A confusing title, I know. But I’ve been referring to Roxanne as a camel lately. She looked like a camel with horizontal humps. Seriously. She was that big. We’ve been keeping her locked in my bathroom under the theory that we would then know when and where she would have her kittens. Well, yesterday she was crying her fool head off about being cooped up, so we let her out to spend some time with us when we were home in the evening. Last night as I’m trying to fall asleep, she won’t. Shut. Up. So I let her out. Of course.
You can see where this is going, can’t you?
This morning my mother comes in and wakes me up with an “I need your help, there’s kittens!” She had decided to have them in the bottom of my parents’ closet. -.- Sheer amusement, right? She had only had two by that point. Well, now there are eight. No wonder she looked like a horizontal camel! Unfortunately one is much smaller than the others, and has had no inclination to nurse, as well as very low energy. Your traditional “runt”. So, we’ll see how he does.
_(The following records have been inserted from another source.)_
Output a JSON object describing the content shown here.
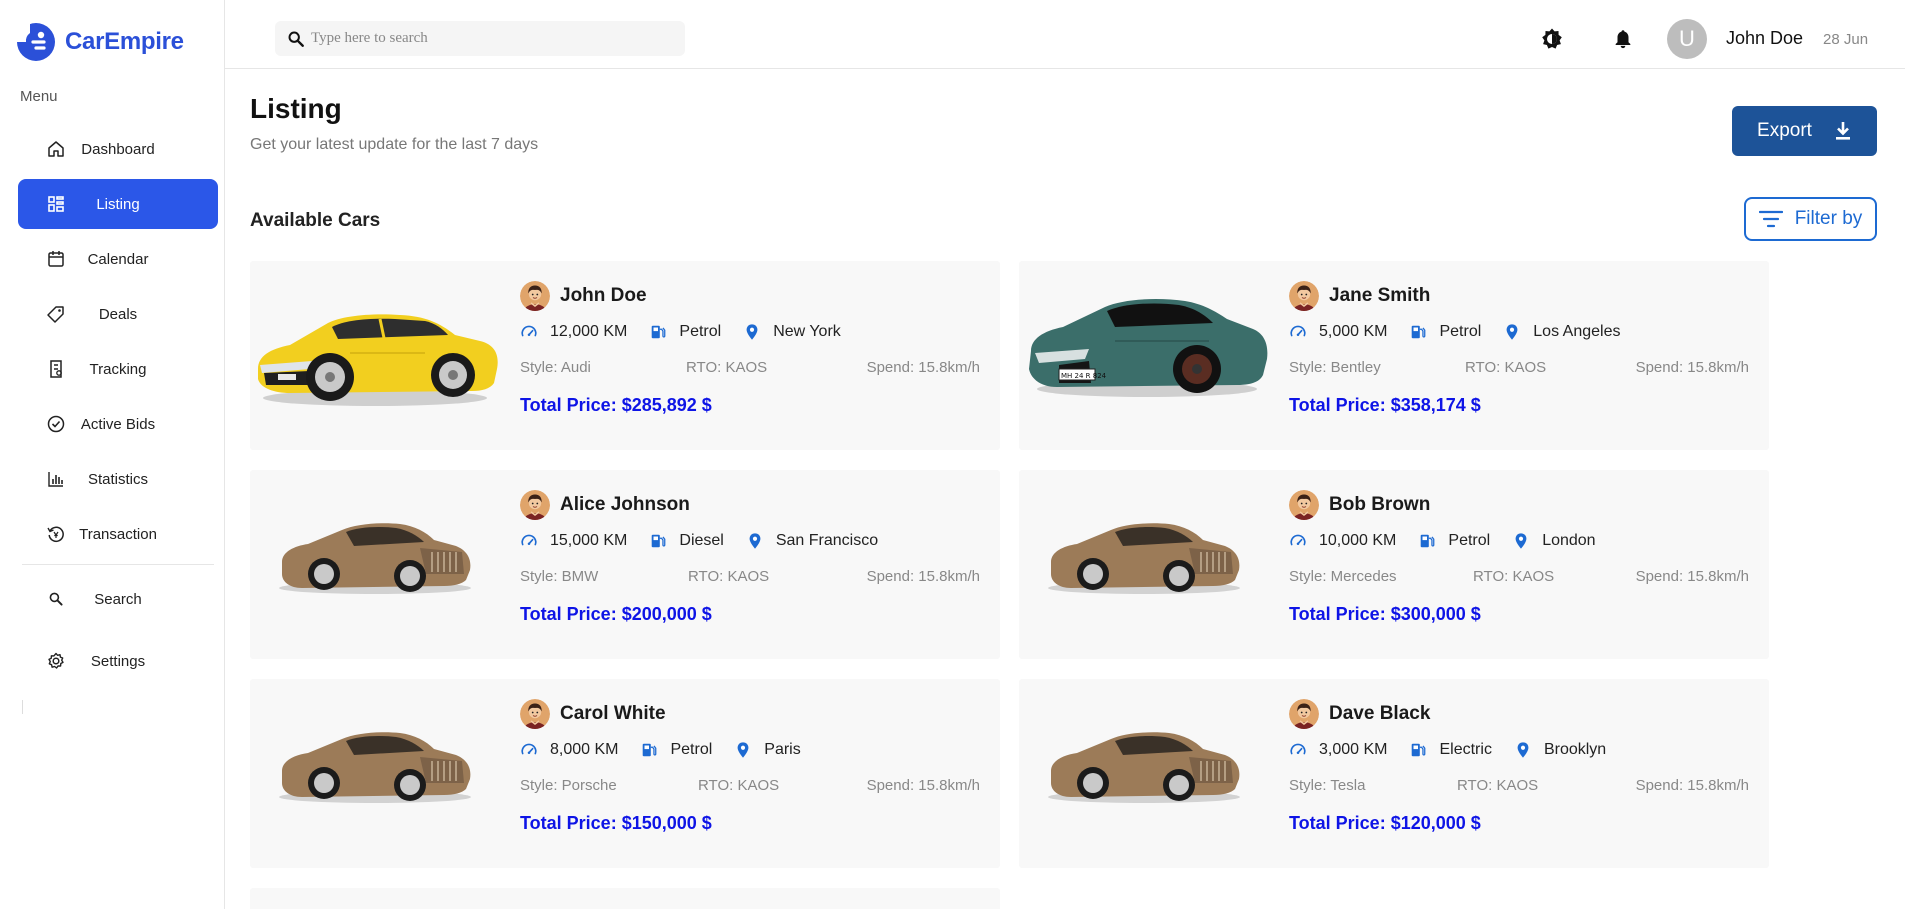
{
  "brand": {
    "name": "CarEmpire"
  },
  "sidebar": {
    "menu_label": "Menu",
    "items": [
      {
        "label": "Dashboard",
        "icon": "home-icon",
        "active": false
      },
      {
        "label": "Listing",
        "icon": "grid-icon",
        "active": true
      },
      {
        "label": "Calendar",
        "icon": "calendar-icon",
        "active": false
      },
      {
        "label": "Deals",
        "icon": "tag-icon",
        "active": false
      },
      {
        "label": "Tracking",
        "icon": "document-icon",
        "active": false
      },
      {
        "label": "Active Bids",
        "icon": "check-circle-icon",
        "active": false
      },
      {
        "label": "Statistics",
        "icon": "bar-chart-icon",
        "active": false
      },
      {
        "label": "Transaction",
        "icon": "currency-cycle-icon",
        "active": false
      }
    ],
    "bottom_items": [
      {
        "label": "Search",
        "icon": "search-icon"
      },
      {
        "label": "Settings",
        "icon": "gear-icon"
      }
    ]
  },
  "header": {
    "search_placeholder": "Type here to search",
    "user": {
      "initial": "U",
      "name": "John Doe",
      "date": "28 Jun"
    }
  },
  "main": {
    "title": "Listing",
    "subtitle": "Get your latest update for the last 7 days",
    "export_label": "Export",
    "section_title": "Available Cars",
    "filter_label": "Filter by"
  },
  "colors": {
    "accent": "#2b57e8",
    "export": "#1d5398",
    "price": "#0e14e6",
    "icon_blue": "#1d6ad2"
  },
  "cars": [
    {
      "owner": "John Doe",
      "km": "12,000 KM",
      "fuel": "Petrol",
      "location": "New York",
      "style": "Style: Audi",
      "rto": "RTO: KAOS",
      "spend": "Spend: 15.8km/h",
      "price": "Total Price: $285,892 $",
      "car": "yellow-sedan"
    },
    {
      "owner": "Jane Smith",
      "km": "5,000 KM",
      "fuel": "Petrol",
      "location": "Los Angeles",
      "style": "Style: Bentley",
      "rto": "RTO: KAOS",
      "spend": "Spend: 15.8km/h",
      "price": "Total Price: $358,174 $",
      "car": "green-sports",
      "plate": "MH 24 R 824"
    },
    {
      "owner": "Alice Johnson",
      "km": "15,000 KM",
      "fuel": "Diesel",
      "location": "San Francisco",
      "style": "Style: BMW",
      "rto": "RTO: KAOS",
      "spend": "Spend: 15.8km/h",
      "price": "Total Price: $200,000 $",
      "car": "bronze-sedan"
    },
    {
      "owner": "Bob Brown",
      "km": "10,000 KM",
      "fuel": "Petrol",
      "location": "London",
      "style": "Style: Mercedes",
      "rto": "RTO: KAOS",
      "spend": "Spend: 15.8km/h",
      "price": "Total Price: $300,000 $",
      "car": "bronze-sedan"
    },
    {
      "owner": "Carol White",
      "km": "8,000 KM",
      "fuel": "Petrol",
      "location": "Paris",
      "style": "Style: Porsche",
      "rto": "RTO: KAOS",
      "spend": "Spend: 15.8km/h",
      "price": "Total Price: $150,000 $",
      "car": "bronze-sedan"
    },
    {
      "owner": "Dave Black",
      "km": "3,000 KM",
      "fuel": "Electric",
      "location": "Brooklyn",
      "style": "Style: Tesla",
      "rto": "RTO: KAOS",
      "spend": "Spend: 15.8km/h",
      "price": "Total Price: $120,000 $",
      "car": "bronze-sedan"
    }
  ]
}
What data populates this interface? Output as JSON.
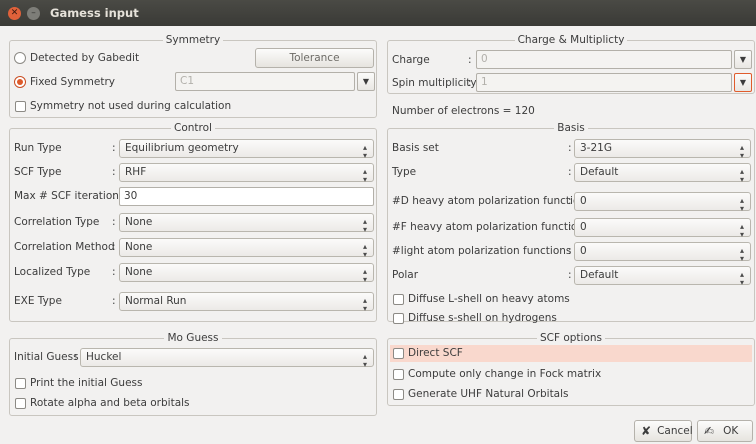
{
  "window": {
    "title": "Gamess input"
  },
  "symmetry": {
    "title": "Symmetry",
    "detected_label": "Detected by Gabedit",
    "tolerance_label": "Tolerance",
    "fixed_label": "Fixed Symmetry",
    "fixed_value": "C1",
    "not_used_label": "Symmetry not used during calculation"
  },
  "charge": {
    "title": "Charge & Multiplicty",
    "charge_label": "Charge",
    "charge_value": "0",
    "spin_label": "Spin multiplicity",
    "spin_value": "1",
    "electrons_text": "Number of electrons = 120"
  },
  "control": {
    "title": "Control",
    "run_type_label": "Run Type",
    "run_type_value": "Equilibrium geometry",
    "scf_type_label": "SCF Type",
    "scf_type_value": "RHF",
    "max_iter_label": "Max # SCF iterations",
    "max_iter_value": "30",
    "corr_type_label": "Correlation Type",
    "corr_type_value": "None",
    "corr_method_label": "Correlation Method",
    "corr_method_value": "None",
    "localized_label": "Localized Type",
    "localized_value": "None",
    "exe_label": "EXE Type",
    "exe_value": "Normal Run"
  },
  "basis": {
    "title": "Basis",
    "basis_set_label": "Basis set",
    "basis_set_value": "3-21G",
    "type_label": "Type",
    "type_value": "Default",
    "d_heavy_label": "#D heavy atom polarization functions",
    "d_heavy_value": "0",
    "f_heavy_label": "#F heavy atom polarization functions",
    "f_heavy_value": "0",
    "light_label": "#light atom polarization functions",
    "light_value": "0",
    "polar_label": "Polar",
    "polar_value": "Default",
    "diffuse_l_label": "Diffuse L-shell on heavy atoms",
    "diffuse_s_label": "Diffuse s-shell on hydrogens"
  },
  "mo_guess": {
    "title": "Mo Guess",
    "initial_label": "Initial Guess",
    "initial_value": "Huckel",
    "print_label": "Print the initial Guess",
    "rotate_label": "Rotate alpha and beta orbitals"
  },
  "scf_options": {
    "title": "SCF options",
    "direct_label": "Direct SCF",
    "compute_label": "Compute only change in Fock matrix",
    "uhf_label": "Generate UHF Natural Orbitals"
  },
  "buttons": {
    "cancel_label": "Cancel",
    "ok_label": "OK"
  },
  "colors": {
    "accent": "#dd5a2a",
    "titlebar": "#3f3f3b",
    "highlight": "#f9d8cd"
  }
}
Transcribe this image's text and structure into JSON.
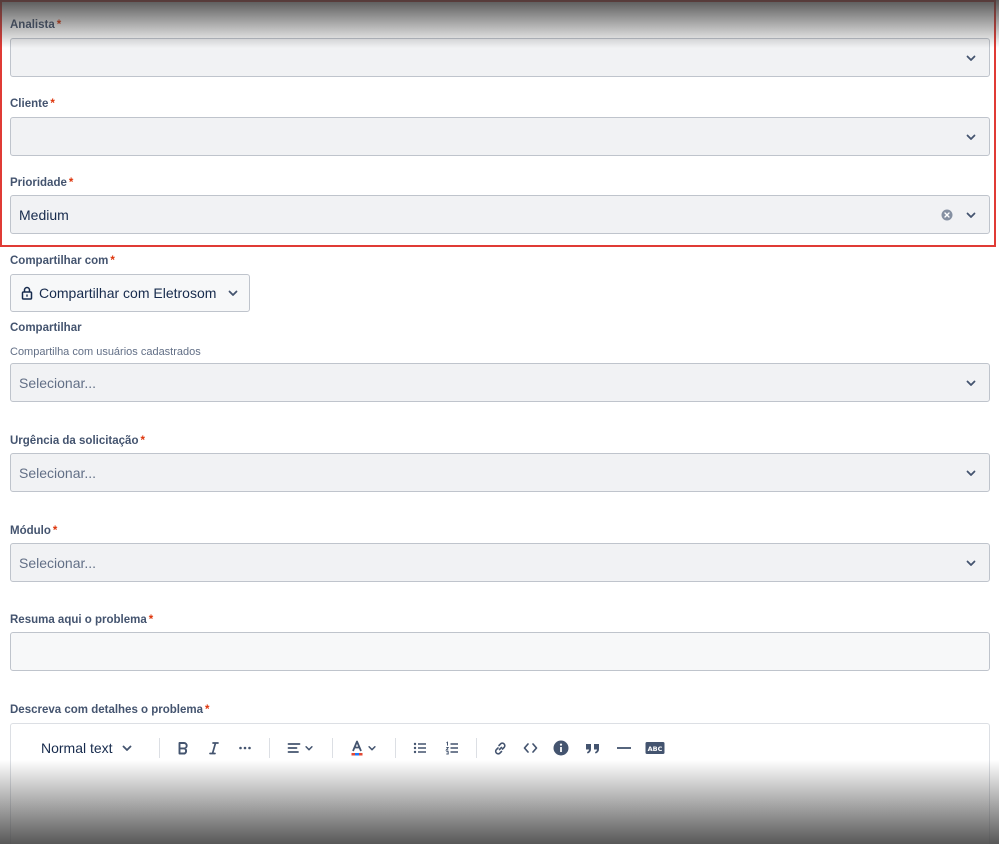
{
  "fields": {
    "analista": {
      "label": "Analista",
      "required_mark": "*",
      "value": ""
    },
    "cliente": {
      "label": "Cliente",
      "required_mark": "*",
      "value": ""
    },
    "prioridade": {
      "label": "Prioridade",
      "required_mark": "*",
      "value": "Medium"
    },
    "compartilhar_com": {
      "label": "Compartilhar com",
      "required_mark": "*",
      "button_label": "Compartilhar com Eletrosom"
    },
    "compartilhar": {
      "label": "Compartilhar",
      "help_text": "Compartilha com usuários cadastrados",
      "placeholder": "Selecionar..."
    },
    "urgencia": {
      "label": "Urgência da solicitação",
      "required_mark": "*",
      "placeholder": "Selecionar..."
    },
    "modulo": {
      "label": "Módulo",
      "required_mark": "*",
      "placeholder": "Selecionar..."
    },
    "resumo": {
      "label": "Resuma aqui o problema",
      "required_mark": "*",
      "value": ""
    },
    "descricao": {
      "label": "Descreva com detalhes o problema",
      "required_mark": "*",
      "toolbar": {
        "text_style": "Normal text",
        "icons": [
          "bold-icon",
          "italic-icon",
          "more-icon",
          "align-icon",
          "text-color-icon",
          "bullet-list-icon",
          "numbered-list-icon",
          "link-icon",
          "code-icon",
          "info-icon",
          "quote-icon",
          "divider-icon",
          "abc-icon"
        ]
      }
    }
  },
  "colors": {
    "required": "#de350b",
    "label": "#44546f",
    "field_bg": "#f1f2f4",
    "border": "#bfc4cc",
    "highlight": "#e03b35"
  }
}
But. I know they’re a little young, but it looks like we’ve got three females and five males.
Note: unless you have a strange fascination for color genetics (like I do), skip to the end. That’s where the pictures are. Don’t say I didn’t warn you. The following is just me rambling about theoretical color genetics.
Which… well, I’m not quite sure how that happened. Because she’s a calico, and I’m a genetics freak. Well, how many males and females she had has nothing to do with my mild obsession with color genetics. It simply means that I’m confused. See, she’s a calico. Calico coloring – well, tortoiseshell coloring, if you want to be technical – is caused by the “red” gene. The red gene is based off of the “X” genome. You know, as in “XX = female”, “XY = male”? So let’s say red would be X*. A tortoiseshell cat is two of the red chromosones together. X*X*. A red female is one red gene with one regular female chromosome. X*X. A red male is one red gene with a male chromosome. X*Y. (Non-red female, XX, and non-red male, XY, of course.) Which is why you never see males with that coloring. It’s just not possible. Or rather, when it does happene, they’re invariably infertile.
So, she’s a calico. Which, from what I know of genetics, means that no matter with chromosome she passes on to her young – the one they inherit from her will be X*. So they have to be a red-based color. All that jazz.
So the tomcat we’ve been seeing around is orange. I’m thinking, if that’s who bred her… all of the males will have to be red-based. All of the females will be calicos, because they’ll inherit the X* chromosone from their father. When I saw six darkly-colored kittens earlier today, and two red-based kittens, I thought to myself, “Okay, two males, six females.” And then they started to dry. And I realized that only one of the dark kittens is actually a tortoiseshell. The other five are… are… aliens? I haven’t the slightest idea of what they are. But they have to have inherited the X* chromosome from Roxanne. So whatever they are… the gene is dominant over red. And it’s masking it. And I haven’t the slightest idea of what that would be, because the only color genetics I’m familiar with in the world of the domestic cat are red, and … I suppose it would be the dilution gene? The one that dilutes black to blue, and red to cream? Yeah, that one. And I know that “tabby pattern” is dominant over “self-colored”.
So maybe they’re tabbies, and tabbies just look really weird and not remotely tabby-like when they’re newborn. *shrug* Guess I’ll find out! Oh, but the thing is… it’s a little hard to tell at this age – at least for me, since I’m used to puppies and kits (rabbits and rats) – but it looks like we have three females and five males. As in, the five oddly-colored ones are males. The tortoiseshell and both reds are females. Which means she had to have been bred by more than one male.. because poppa had to be a red to get a tortoiseshell baby. And poppa had to be a non-red to get red females out of a tortoiseshell. Promiscuous one, our little Roxanne.
Anyway. If there’s anyone out there who has as obscure of a fascination with color genetics as I do (don’t even get me started on horses, rabbits, or rats, wherein my knowledge is more in-depth) – please enlighten me as to what in the world these colors could be. For those of you who don’t care about that sort of thing but have for some reason stuck with my rambling about color genetics instead of just skipping to the end for the pictures… well, you’re just weird. But here are the pictures.